Output the records exactly as they appear, with no pictures included.

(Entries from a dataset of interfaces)
☆ ☆ ☆ ☆ ☆ ☆ ☆

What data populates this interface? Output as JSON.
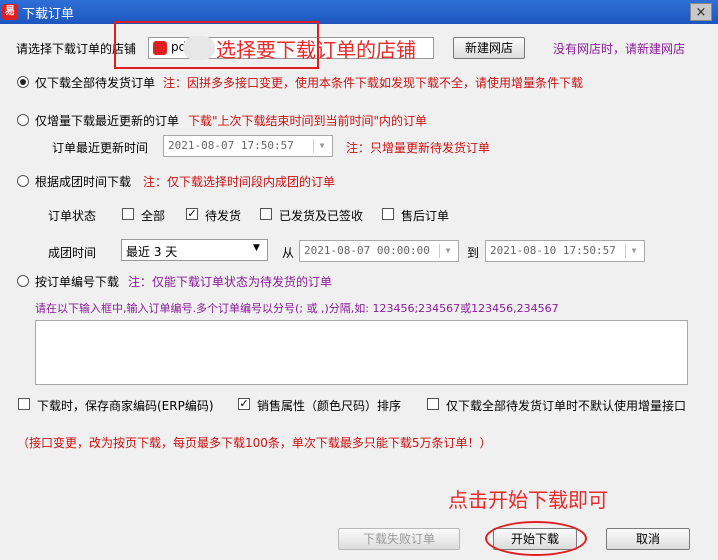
{
  "window": {
    "title": "下载订单",
    "app_icon_glyph": "易",
    "close_glyph": "×"
  },
  "store": {
    "label": "请选择下载订单的店铺",
    "value": "pdd",
    "new_store_button": "新建网店",
    "no_store_hint": "没有网店时，请新建网店"
  },
  "opt1": {
    "label": "仅下载全部待发货订单",
    "note": "注：因拼多多接口变更，使用本条件下载如发现下载不全，请使用增量条件下载",
    "selected": true
  },
  "opt2": {
    "label": "仅增量下载最近更新的订单",
    "note": "下载\"上次下载结束时间到当前时间\"内的订单",
    "update_time_label": "订单最近更新时间",
    "update_time_value": "2021-08-07 17:50:57",
    "update_time_note": "注：只增量更新待发货订单"
  },
  "opt3": {
    "label": "根据成团时间下载",
    "note": "注：仅下载选择时间段内成团的订单"
  },
  "status": {
    "label": "订单状态",
    "options": [
      {
        "label": "全部",
        "checked": false
      },
      {
        "label": "待发货",
        "checked": true
      },
      {
        "label": "已发货及已签收",
        "checked": false
      },
      {
        "label": "售后订单",
        "checked": false
      }
    ]
  },
  "group_time": {
    "label": "成团时间",
    "preset": "最近 3 天",
    "from_label": "从",
    "from_value": "2021-08-07 00:00:00",
    "to_label": "到",
    "to_value": "2021-08-10 17:50:57"
  },
  "opt4": {
    "label": "按订单编号下载",
    "note": "注：仅能下载订单状态为待发货的订单",
    "instruction": "请在以下输入框中,输入订单编号.多个订单编号以分号(; 或 ,)分隔,如: 123456;234567或123456,234567",
    "input_value": ""
  },
  "bottom_checks": [
    {
      "label": "下载时，保存商家编码(ERP编码)",
      "checked": false
    },
    {
      "label": "销售属性（颜色尺码）排序",
      "checked": true
    },
    {
      "label": "仅下载全部待发货订单时不默认使用增量接口",
      "checked": false
    }
  ],
  "notice": "（接口变更，改为按页下载，每页最多下载100条，单次下载最多只能下载5万条订单！）",
  "buttons": {
    "failed_orders": "下载失败订单",
    "start": "开始下载",
    "cancel": "取消"
  },
  "annotations": {
    "select_store": "选择要下载订单的店铺",
    "click_start": "点击开始下载即可",
    "color": "#e02020"
  }
}
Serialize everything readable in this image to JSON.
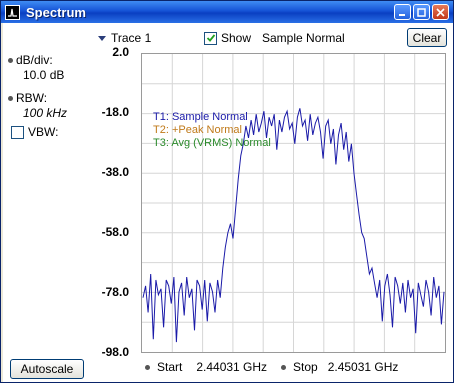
{
  "window": {
    "title": "Spectrum",
    "buttons": [
      "minimize",
      "maximize",
      "close"
    ]
  },
  "toolbar": {
    "trace_label": "Trace 1",
    "show_label": "Show",
    "show_checked": true,
    "sample_mode": "Sample Normal",
    "clear_label": "Clear"
  },
  "side": {
    "dbdiv_label": "dB/div:",
    "dbdiv_value": "10.0 dB",
    "rbw_label": "RBW:",
    "rbw_value": "100 kHz",
    "vbw_label": "VBW:",
    "vbw_checked": false,
    "autoscale_label": "Autoscale"
  },
  "legend": [
    {
      "text": "T1: Sample Normal",
      "color": "#1a1aa8"
    },
    {
      "text": "T2: +Peak Normal",
      "color": "#c07a1a"
    },
    {
      "text": "T3: Avg (VRMS) Normal",
      "color": "#2a8a2a"
    }
  ],
  "freq": {
    "start_label": "Start",
    "start_value": "2.44031 GHz",
    "stop_label": "Stop",
    "stop_value": "2.45031 GHz"
  },
  "chart_data": {
    "type": "line",
    "title": "",
    "xlabel": "",
    "ylabel": "",
    "ylim": [
      -98.0,
      2.0
    ],
    "xlim": [
      2.44031,
      2.45031
    ],
    "yticks": [
      "2.0",
      "-18.0",
      "-38.0",
      "-58.0",
      "-78.0",
      "-98.0"
    ],
    "grid": true,
    "legend_position": "top-left",
    "series": [
      {
        "name": "T1: Sample Normal",
        "color": "#1a1aa8",
        "y": [
          -80,
          -76,
          -85,
          -72,
          -94,
          -74,
          -79,
          -77,
          -90,
          -74,
          -76,
          -82,
          -73,
          -95,
          -78,
          -75,
          -86,
          -73,
          -80,
          -77,
          -91,
          -74,
          -76,
          -84,
          -74,
          -88,
          -75,
          -78,
          -85,
          -74,
          -80,
          -70,
          -63,
          -58,
          -55,
          -60,
          -50,
          -40,
          -32,
          -28,
          -22,
          -26,
          -20,
          -25,
          -18,
          -24,
          -21,
          -17,
          -26,
          -19,
          -22,
          -18,
          -30,
          -20,
          -24,
          -19,
          -17,
          -23,
          -21,
          -28,
          -19,
          -16,
          -22,
          -20,
          -27,
          -18,
          -25,
          -21,
          -19,
          -24,
          -33,
          -22,
          -20,
          -28,
          -23,
          -35,
          -25,
          -21,
          -30,
          -24,
          -34,
          -28,
          -38,
          -45,
          -52,
          -58,
          -60,
          -66,
          -72,
          -70,
          -75,
          -80,
          -74,
          -88,
          -76,
          -72,
          -79,
          -90,
          -73,
          -76,
          -82,
          -75,
          -85,
          -74,
          -80,
          -77,
          -92,
          -75,
          -79,
          -83,
          -74,
          -78,
          -86,
          -73,
          -80,
          -76,
          -89,
          -78
        ]
      }
    ]
  }
}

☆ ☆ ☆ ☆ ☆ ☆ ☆

» Written solution:
What data populates this interface? Output as JSON.
{
  "window": {
    "title": "下载订单",
    "app_icon_glyph": "易",
    "close_glyph": "×"
  },
  "store": {
    "label": "请选择下载订单的店铺",
    "value": "pdd",
    "new_store_button": "新建网店",
    "no_store_hint": "没有网店时，请新建网店"
  },
  "opt1": {
    "label": "仅下载全部待发货订单",
    "note": "注：因拼多多接口变更，使用本条件下载如发现下载不全，请使用增量条件下载",
    "selected": true
  },
  "opt2": {
    "label": "仅增量下载最近更新的订单",
    "note": "下载\"上次下载结束时间到当前时间\"内的订单",
    "update_time_label": "订单最近更新时间",
    "update_time_value": "2021-08-07 17:50:57",
    "update_time_note": "注：只增量更新待发货订单"
  },
  "opt3": {
    "label": "根据成团时间下载",
    "note": "注：仅下载选择时间段内成团的订单"
  },
  "status": {
    "label": "订单状态",
    "options": [
      {
        "label": "全部",
        "checked": false
      },
      {
        "label": "待发货",
        "checked": true
      },
      {
        "label": "已发货及已签收",
        "checked": false
      },
      {
        "label": "售后订单",
        "checked": false
      }
    ]
  },
  "group_time": {
    "label": "成团时间",
    "preset": "最近 3 天",
    "from_label": "从",
    "from_value": "2021-08-07 00:00:00",
    "to_label": "到",
    "to_value": "2021-08-10 17:50:57"
  },
  "opt4": {
    "label": "按订单编号下载",
    "note": "注：仅能下载订单状态为待发货的订单",
    "instruction": "请在以下输入框中,输入订单编号.多个订单编号以分号(; 或 ,)分隔,如: 123456;234567或123456,234567",
    "input_value": ""
  },
  "bottom_checks": [
    {
      "label": "下载时，保存商家编码(ERP编码)",
      "checked": false
    },
    {
      "label": "销售属性（颜色尺码）排序",
      "checked": true
    },
    {
      "label": "仅下载全部待发货订单时不默认使用增量接口",
      "checked": false
    }
  ],
  "notice": "（接口变更，改为按页下载，每页最多下载100条，单次下载最多只能下载5万条订单！）",
  "buttons": {
    "failed_orders": "下载失败订单",
    "start": "开始下载",
    "cancel": "取消"
  },
  "annotations": {
    "select_store": "选择要下载订单的店铺",
    "click_start": "点击开始下载即可",
    "color": "#e02020"
  }
}
Serialize everything readable in this image to JSON.
{
  "window": {
    "title": "Spectrum",
    "buttons": [
      "minimize",
      "maximize",
      "close"
    ]
  },
  "toolbar": {
    "trace_label": "Trace 1",
    "show_label": "Show",
    "show_checked": true,
    "sample_mode": "Sample Normal",
    "clear_label": "Clear"
  },
  "side": {
    "dbdiv_label": "dB/div:",
    "dbdiv_value": "10.0 dB",
    "rbw_label": "RBW:",
    "rbw_value": "100 kHz",
    "vbw_label": "VBW:",
    "vbw_checked": false,
    "autoscale_label": "Autoscale"
  },
  "legend": [
    {
      "text": "T1: Sample Normal",
      "color": "#1a1aa8"
    },
    {
      "text": "T2: +Peak Normal",
      "color": "#c07a1a"
    },
    {
      "text": "T3: Avg (VRMS) Normal",
      "color": "#2a8a2a"
    }
  ],
  "freq": {
    "start_label": "Start",
    "start_value": "2.44031 GHz",
    "stop_label": "Stop",
    "stop_value": "2.45031 GHz"
  },
  "chart_data": {
    "type": "line",
    "title": "",
    "xlabel": "",
    "ylabel": "",
    "ylim": [
      -98.0,
      2.0
    ],
    "xlim": [
      2.44031,
      2.45031
    ],
    "yticks": [
      "2.0",
      "-18.0",
      "-38.0",
      "-58.0",
      "-78.0",
      "-98.0"
    ],
    "grid": true,
    "legend_position": "top-left",
    "series": [
      {
        "name": "T1: Sample Normal",
        "color": "#1a1aa8",
        "y": [
          -80,
          -76,
          -85,
          -72,
          -94,
          -74,
          -79,
          -77,
          -90,
          -74,
          -76,
          -82,
          -73,
          -95,
          -78,
          -75,
          -86,
          -73,
          -80,
          -77,
          -91,
          -74,
          -76,
          -84,
          -74,
          -88,
          -75,
          -78,
          -85,
          -74,
          -80,
          -70,
          -63,
          -58,
          -55,
          -60,
          -50,
          -40,
          -32,
          -28,
          -22,
          -26,
          -20,
          -25,
          -18,
          -24,
          -21,
          -17,
          -26,
          -19,
          -22,
          -18,
          -30,
          -20,
          -24,
          -19,
          -17,
          -23,
          -21,
          -28,
          -19,
          -16,
          -22,
          -20,
          -27,
          -18,
          -25,
          -21,
          -19,
          -24,
          -33,
          -22,
          -20,
          -28,
          -23,
          -35,
          -25,
          -21,
          -30,
          -24,
          -34,
          -28,
          -38,
          -45,
          -52,
          -58,
          -60,
          -66,
          -72,
          -70,
          -75,
          -80,
          -74,
          -88,
          -76,
          -72,
          -79,
          -90,
          -73,
          -76,
          -82,
          -75,
          -85,
          -74,
          -80,
          -77,
          -92,
          -75,
          -79,
          -83,
          -74,
          -78,
          -86,
          -73,
          -80,
          -76,
          -89,
          -78
        ]
      }
    ]
  }
}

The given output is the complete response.